This is when the condition that is often labelled as “sinus” tends to start.

If your body has switched on its allergic mode, it activates a group of cells that release histamines that make you itch, sneeze and develop a runny nose. These symptoms can be hard to distinguish from a cold.

Two days later, these cells might still be reacting, causing inflammation that leads to congestion in your nose and sinuses, creating a sensation of drowning in your mucus.

Infection vs allergy – the difference

The main difference between an infection and an allergy is the chronic nature of the blockage. Although allergic mucus membranes are more susceptible to infections, it is unlikely to lead to a chronic infection.

During summer our exposure to specific allergens are more consistent, so we have more of a propensity to experience itchy, runny noses. We sneeze, wheeze and experience blockages and this is when many of us tend to say we’re having “sinus” or “sinusitis” while there is a strong possibility that it might be allergic rhinitis.

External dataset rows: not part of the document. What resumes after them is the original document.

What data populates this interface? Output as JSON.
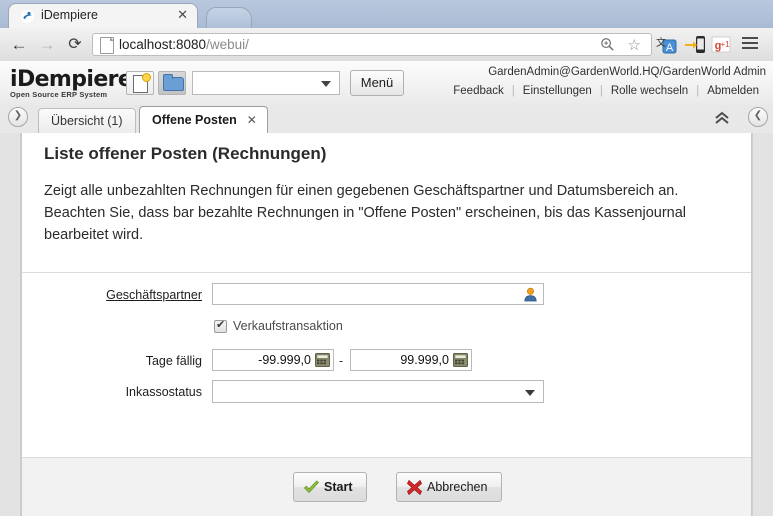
{
  "browser": {
    "tab_title": "iDempiere",
    "tab_close": "✕",
    "favicon": "idempiere-favicon-icon",
    "new_tab": "new-tab-button",
    "back": "◀",
    "forward": "▶",
    "reload": "⟳",
    "url_host": "localhost:8080",
    "url_path": "/webui/",
    "url_full": "localhost:8080/webui/",
    "zoom_icon": "🔍",
    "star_icon": "☆",
    "extensions": [
      "translate-icon",
      "send-to-phone-icon",
      "google-plus-one-icon"
    ],
    "menu_icon": "hamburger-menu-icon"
  },
  "header": {
    "logo_main": "iDempiere",
    "logo_sub": "Open Source ERP System",
    "new_icon": "new-record-icon",
    "open_icon": "open-folder-icon",
    "select_value": "",
    "menu_button": "Menü",
    "user": "GardenAdmin@GardenWorld.HQ/GardenWorld Admin",
    "links": [
      "Feedback",
      "Einstellungen",
      "Rolle wechseln",
      "Abmelden"
    ]
  },
  "tabbar": {
    "left_toggle": "❯",
    "right_toggle": "❮",
    "collapse_icon": "⌃⌃",
    "tabs": [
      {
        "label": "Übersicht (1)",
        "active": false
      },
      {
        "label": "Offene Posten",
        "active": true,
        "close": "✕"
      }
    ]
  },
  "form": {
    "title": "Liste offener Posten (Rechnungen)",
    "description": "Zeigt alle unbezahlten Rechnungen für einen gegebenen Geschäftspartner und Datumsbereich an. Beachten Sie, dass bar bezahlte Rechnungen in \"Offene Posten\" erscheinen, bis das Kassenjournal bearbeitet wird.",
    "fields": {
      "business_partner": {
        "label": "Geschäftspartner",
        "value": "",
        "icon": "business-partner-lookup-icon"
      },
      "sales_transaction": {
        "label": "Verkaufstransaktion",
        "checked": true
      },
      "days_due": {
        "label": "Tage fällig",
        "from": "-99.999,0",
        "to": "99.999,0",
        "separator": "-",
        "icon": "calculator-icon"
      },
      "dunning_status": {
        "label": "Inkassostatus",
        "value": "",
        "caret": "▼"
      }
    },
    "buttons": {
      "start": {
        "label": "Start",
        "icon": "green-check-icon"
      },
      "cancel": {
        "label": "Abbrechen",
        "icon": "red-x-icon"
      }
    }
  },
  "colors": {
    "chrome_tabstrip": "#b0c0d8",
    "accent_blue": "#3f74ad",
    "start_green": "#8dbf3c",
    "cancel_red": "#cc2222",
    "panel_bg": "#ffffff",
    "content_bg": "#d9d9d9"
  }
}
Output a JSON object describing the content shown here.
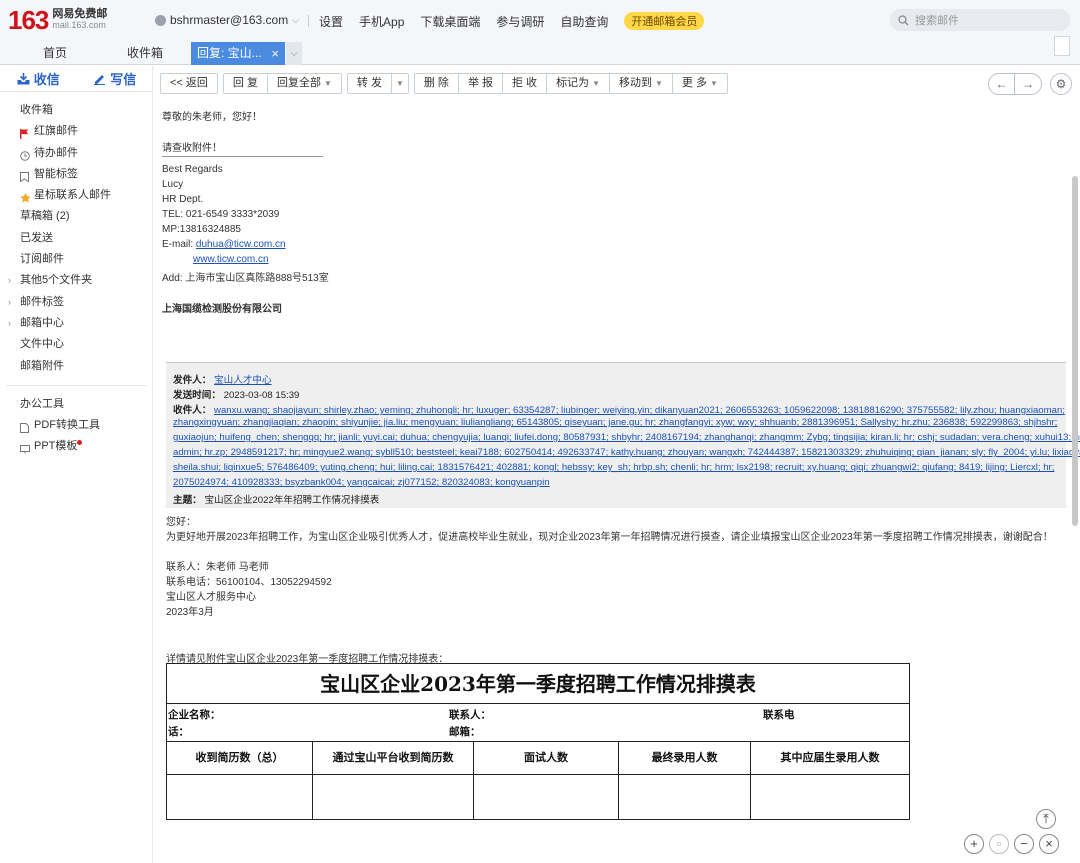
{
  "header": {
    "logo_num": "163",
    "logo_cn": "网易免费邮",
    "logo_domain": "mail.163.com",
    "user": "bshrmaster@163.com",
    "nav": [
      "设置",
      "手机App",
      "下载桌面端",
      "参与调研",
      "自助查询"
    ],
    "vip": "开通邮箱会员",
    "search_placeholder": "搜索邮件"
  },
  "tabs": {
    "home": "首页",
    "inbox": "收件箱",
    "active": "回复: 宝山...",
    "close": "×"
  },
  "sidebar": {
    "receive": "收信",
    "compose": "写信",
    "items": [
      {
        "label": "收件箱"
      },
      {
        "label": "红旗邮件"
      },
      {
        "label": "待办邮件"
      },
      {
        "label": "智能标签"
      },
      {
        "label": "星标联系人邮件"
      },
      {
        "label": "草稿箱 (2)"
      },
      {
        "label": "已发送"
      },
      {
        "label": "订阅邮件"
      },
      {
        "label": "其他5个文件夹"
      },
      {
        "label": "邮件标签"
      },
      {
        "label": "邮箱中心"
      },
      {
        "label": "文件中心"
      },
      {
        "label": "邮箱附件"
      }
    ],
    "tools_title": "办公工具",
    "tools": [
      "PDF转换工具",
      "PPT模板"
    ]
  },
  "toolbar": {
    "back": "<< 返回",
    "reply": "回 复",
    "reply_all": "回复全部",
    "forward": "转 发",
    "delete": "删 除",
    "report": "举 报",
    "reject": "拒 收",
    "mark": "标记为",
    "move": "移动到",
    "more": "更 多"
  },
  "mail": {
    "greeting": "尊敬的朱老师，您好！",
    "body": "请查收附件！",
    "sig": [
      "Best Regards",
      "Lucy",
      "HR Dept.",
      "TEL: 021-6549 3333*2039",
      "MP:13816324885"
    ],
    "email_label": "E-mail:",
    "email": "duhua@ticw.com.cn",
    "website": "www.ticw.com.cn",
    "address": "Add: 上海市宝山区真陈路888号513室",
    "company": "上海国缆检测股份有限公司"
  },
  "quoted": {
    "from_label": "发件人：",
    "from": "宝山人才中心",
    "time_label": "发送时间：",
    "time": "2023-03-08 15:39",
    "to_label": "收件人：",
    "to_lines": [
      "wanxu.wang; shaojiayun; shirley.zhao; yeming; zhuhongli; hr; luxuger; 63354287; liubinger; weiying.yin; dikanyuan2021; 2606553263; 1059622098; 13818816290; 375755582; lily.zhou; huangxiaoman;",
      "zhangxingyuan; zhangjiaqian; zhaopin; shiyunjie; jia.liu; mengyuan; liuliangliang; 65143805; qiseyuan; jane.gu; hr; zhangfangyi; xyw; wxy; shhuanb; 2881396951; Sallyshy; hr.zhu; 236838; 592299863; shjhshr;",
      "guxiaojun; huifeng_chen; shengqq; hr; jianli; yuyi.cai; duhua; chengyujia; luanqi; liufei.dong; 80587931; shbyhr; 2408167194; zhanghanqi; zhangmm; Zybg; tingsijia; kiran.li; hr; cshj; sudadan; vera.cheng; xuhui13; hr;",
      "admin; hr.zp; 2948591217; hr; mingyue2.wang; sybll510; beststeel; keai7188; 602750414; 492633747; kathy.huang; zhouyan; wangxh; 742444387; 15821303329; zhuhuiqing; qian_jianan; sly; fly_2004; yi.lu; lixiaoyan;",
      "sheila.shui; liqinxue5; 576486409; yuting.cheng; hui; liling.cai; 1831576421; 402881; kongl; hebssy; key_sh; hrbp.sh; chenli; hr; hrm; lsx2198; recruit; xy.huang; qiqi; zhuangwi2; qiufang; 8419; lijing; Liercxl; hr;",
      "2075024974; 410928333; bsyzbank004; yangcaicai; zj077152; 820324083; kongyuanpin"
    ],
    "subject_label": "主题：",
    "subject": "宝山区企业2022年年招聘工作情况排摸表"
  },
  "notice": {
    "hello": "您好：",
    "para": "为更好地开展2023年招聘工作，为宝山区企业吸引优秀人才，促进高校毕业生就业，现对企业2023年第一年招聘情况进行摸查，请企业填报宝山区企业2023年第一季度招聘工作情况排摸表，谢谢配合！",
    "contact": "联系人：朱老师 马老师",
    "phone": "联系电话：56100104、13052294592",
    "org": "宝山区人才服务中心",
    "date": "2023年3月",
    "detail": "详情请见附件宝山区企业2023年第一季度招聘工作情况排摸表："
  },
  "form": {
    "title": "宝山区企业2023年第一季度招聘工作情况排摸表",
    "company_label": "企业名称：",
    "contact_label": "联系人：",
    "phone_label_a": "联系电",
    "phone_label_b": "话：",
    "email_label": "邮箱：",
    "columns": [
      "收到简历数（总）",
      "通过宝山平台收到简历数",
      "面试人数",
      "最终录用人数",
      "其中应届生录用人数"
    ]
  }
}
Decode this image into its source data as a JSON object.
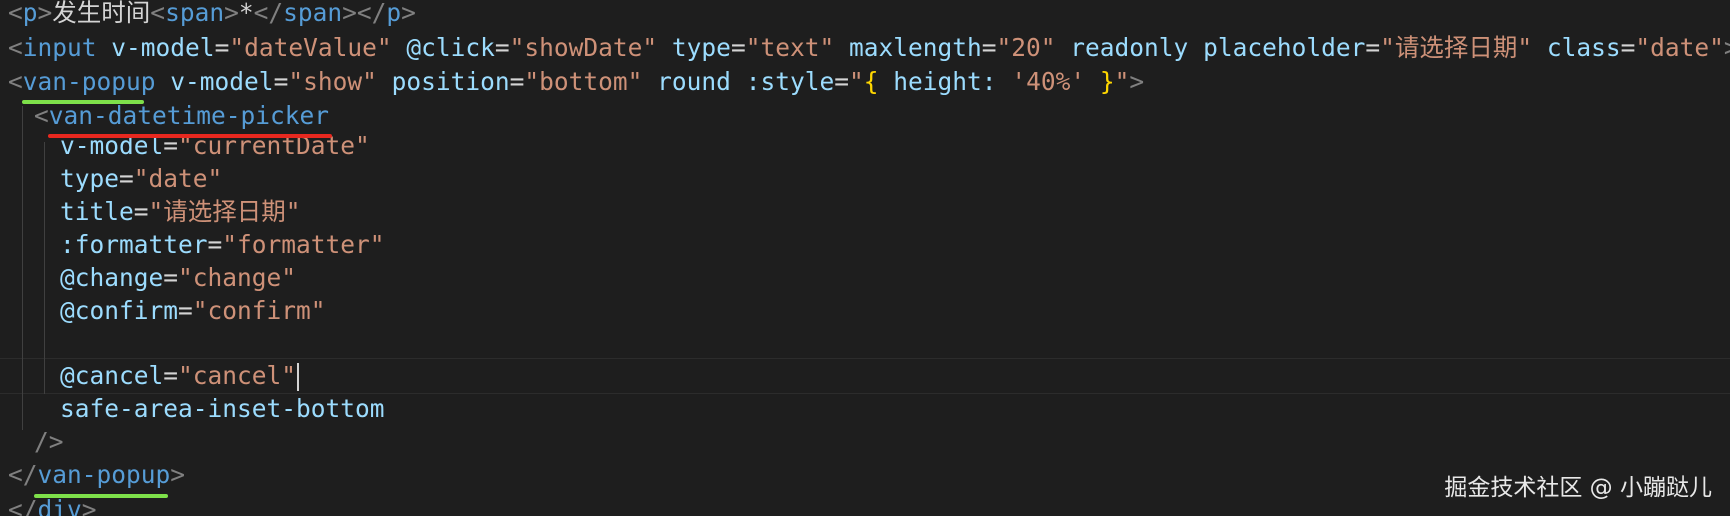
{
  "code": {
    "line1": {
      "text_a": "发生时间",
      "text_b": "*"
    },
    "line2": {
      "tag": "input",
      "attr1": "v-model",
      "val1": "\"dateValue\"",
      "attr2": "@click",
      "val2": "\"showDate\"",
      "attr3": "type",
      "val3": "\"text\"",
      "attr4": "maxlength",
      "val4": "\"20\"",
      "attr5": "readonly",
      "attr6": "placeholder",
      "val6": "\"请选择日期\"",
      "attr7": "class",
      "val7": "\"date\""
    },
    "line3": {
      "tag": "van-popup",
      "attr1": "v-model",
      "val1": "\"show\"",
      "attr2": "position",
      "val2": "\"bottom\"",
      "attr3": "round",
      "attr4": ":style",
      "style_prop": "height:",
      "style_val": "'40%'"
    },
    "line4": {
      "tag": "van-datetime-picker"
    },
    "line5": {
      "attr": "v-model",
      "val": "\"currentDate\""
    },
    "line6": {
      "attr": "type",
      "val": "\"date\""
    },
    "line7": {
      "attr": "title",
      "val": "\"请选择日期\""
    },
    "line8": {
      "attr": ":formatter",
      "val": "\"formatter\""
    },
    "line9": {
      "attr": "@change",
      "val": "\"change\""
    },
    "line10": {
      "attr": "@confirm",
      "val": "\"confirm\""
    },
    "line11": {
      "attr": "@cancel",
      "val": "\"cancel\""
    },
    "line12": {
      "attr": "safe-area-inset-bottom"
    },
    "line14": {
      "tag": "van-popup"
    }
  },
  "watermark": "掘金技术社区 @ 小蹦跶儿",
  "colors": {
    "background": "#1e1e1e",
    "tag": "#569cd6",
    "attribute": "#9cdcfe",
    "string": "#ce9178",
    "green_underline": "#7ee04a",
    "red_underline": "#e8281f"
  }
}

If you are suffering from sinus problems like the ones mentioned above, it might be a good idea to undergo allergy tests, because it can be very treatable. Read more about this condition here.

  • The purpose of this article is to raise awareness of allergies and the treatment options that are available for it. This article should by no means be used, or viewed, as a primary source for medical advice – please arrange for a personal consultation with your medical practitioner before taking any decisions that could affect the wellbeing of you or your loved ones. Read our medical disclaimer for more information.

© 2018 | Dr Marinda McDonald | Practice number 0015393 | All rights reserved


Marinda McDonald

Dr Marinda McDonald has offered specialised treatments for allergies for most of her professional career. Read more about her on the home page of this website (allergydoc.co.za).